“In recognition of this, the council’s local plan (which sets out future development up to 2033) requires that a replacement pitch and facilities must be provided elsewhere in Hoyland and made available for use before development on the existing sports ground site commences.

“All of the users and the sporting activities will therefore need to be relocated and rehoused on alternative sites within the Hoyland area.

“The new building will allow a wider use by the community as it will not have the design and size limitations of the current building.

“The proposals are in line with the council’s overarching approach to the wider economic growth strategy at M1 junction 36 and the proposed scheme aligns with the masterplan for the area.

“Long-term, this will provide a much-improved facility and a better recreational offer for the community.”

“A new sport facility will allow local people to access sporting provision, in particular football and archery.

“In addition, the building will be developed as a community hub where health initiatives, community programmes and other services can be delivered from.

“Discussions are currently taking place with interested parties to use the facility for women’s and girls’ football at a regional and national level.”

Hoyland West is considered to be one of the local plan’s largest employment allocations, with the site at full capacity expected to yield more than 3,000 jobs.

Mark Goodison is the founder of the group ‘Save Hoyland’ - a band of more than 3,000 residents against what they say is the destruction of the area.

“I don’t see why developers are coming into areas like this and ripping them up and making them bigger,” he said.
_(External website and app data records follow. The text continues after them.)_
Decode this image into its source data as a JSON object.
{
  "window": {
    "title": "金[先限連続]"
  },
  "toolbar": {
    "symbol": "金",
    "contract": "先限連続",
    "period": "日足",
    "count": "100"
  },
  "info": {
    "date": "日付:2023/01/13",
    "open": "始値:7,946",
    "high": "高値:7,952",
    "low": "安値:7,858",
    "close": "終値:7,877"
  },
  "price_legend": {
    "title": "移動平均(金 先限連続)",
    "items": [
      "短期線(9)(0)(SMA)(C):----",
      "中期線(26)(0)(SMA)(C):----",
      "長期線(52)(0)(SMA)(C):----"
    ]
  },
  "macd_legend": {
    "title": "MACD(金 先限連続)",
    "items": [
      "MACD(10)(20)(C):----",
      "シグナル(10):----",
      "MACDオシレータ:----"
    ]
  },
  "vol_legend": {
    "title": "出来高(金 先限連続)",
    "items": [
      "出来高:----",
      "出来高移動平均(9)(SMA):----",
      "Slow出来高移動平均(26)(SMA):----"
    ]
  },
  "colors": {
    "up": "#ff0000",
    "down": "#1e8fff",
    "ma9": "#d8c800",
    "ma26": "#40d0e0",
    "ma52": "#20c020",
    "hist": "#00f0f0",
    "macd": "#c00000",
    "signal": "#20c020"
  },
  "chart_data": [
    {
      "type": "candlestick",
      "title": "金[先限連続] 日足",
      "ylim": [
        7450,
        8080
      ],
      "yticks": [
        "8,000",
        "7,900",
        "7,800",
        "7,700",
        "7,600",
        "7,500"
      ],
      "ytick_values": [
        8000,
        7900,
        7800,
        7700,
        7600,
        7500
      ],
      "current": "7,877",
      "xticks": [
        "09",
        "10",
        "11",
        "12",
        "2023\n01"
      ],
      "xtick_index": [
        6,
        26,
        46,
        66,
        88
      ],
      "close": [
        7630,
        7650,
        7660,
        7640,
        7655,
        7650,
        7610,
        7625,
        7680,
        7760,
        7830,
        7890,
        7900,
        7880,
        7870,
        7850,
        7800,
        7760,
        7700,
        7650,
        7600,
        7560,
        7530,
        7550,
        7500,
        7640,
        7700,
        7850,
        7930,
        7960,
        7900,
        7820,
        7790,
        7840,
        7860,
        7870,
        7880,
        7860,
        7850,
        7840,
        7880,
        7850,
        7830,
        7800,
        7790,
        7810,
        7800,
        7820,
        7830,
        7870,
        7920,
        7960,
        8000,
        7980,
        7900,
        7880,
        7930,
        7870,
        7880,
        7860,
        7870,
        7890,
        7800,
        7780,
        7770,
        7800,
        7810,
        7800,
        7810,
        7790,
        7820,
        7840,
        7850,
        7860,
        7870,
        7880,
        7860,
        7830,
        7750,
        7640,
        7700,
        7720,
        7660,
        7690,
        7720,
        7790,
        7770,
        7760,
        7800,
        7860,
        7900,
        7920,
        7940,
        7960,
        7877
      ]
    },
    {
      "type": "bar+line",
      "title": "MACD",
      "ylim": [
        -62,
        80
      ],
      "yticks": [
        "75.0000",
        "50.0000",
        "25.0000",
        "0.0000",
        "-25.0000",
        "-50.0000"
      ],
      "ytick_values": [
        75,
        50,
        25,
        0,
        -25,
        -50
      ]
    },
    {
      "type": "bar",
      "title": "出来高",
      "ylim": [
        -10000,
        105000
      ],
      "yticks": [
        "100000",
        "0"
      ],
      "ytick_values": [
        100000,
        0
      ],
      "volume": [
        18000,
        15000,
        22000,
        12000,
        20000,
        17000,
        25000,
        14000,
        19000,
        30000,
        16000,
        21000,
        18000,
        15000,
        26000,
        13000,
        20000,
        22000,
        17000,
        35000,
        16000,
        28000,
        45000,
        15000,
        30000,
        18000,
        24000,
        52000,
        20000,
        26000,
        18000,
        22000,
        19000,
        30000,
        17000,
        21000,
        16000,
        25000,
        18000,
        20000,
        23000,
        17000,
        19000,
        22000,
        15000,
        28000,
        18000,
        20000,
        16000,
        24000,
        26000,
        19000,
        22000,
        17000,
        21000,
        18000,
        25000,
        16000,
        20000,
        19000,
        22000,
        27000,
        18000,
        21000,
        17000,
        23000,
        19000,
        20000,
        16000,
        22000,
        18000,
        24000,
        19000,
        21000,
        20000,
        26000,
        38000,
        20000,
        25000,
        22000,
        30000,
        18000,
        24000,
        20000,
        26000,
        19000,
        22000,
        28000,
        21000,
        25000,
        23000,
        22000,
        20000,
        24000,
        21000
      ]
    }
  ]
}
“The idea to increase the rate of development is disgusting and unacceptable, and the sheer disbelief that not one but two massive developments at both north and west ends of Hoyland have been proposed, literally destroying our entire village countryside and ecosystems.

“We do not want this and we will fight to stop it all costs.”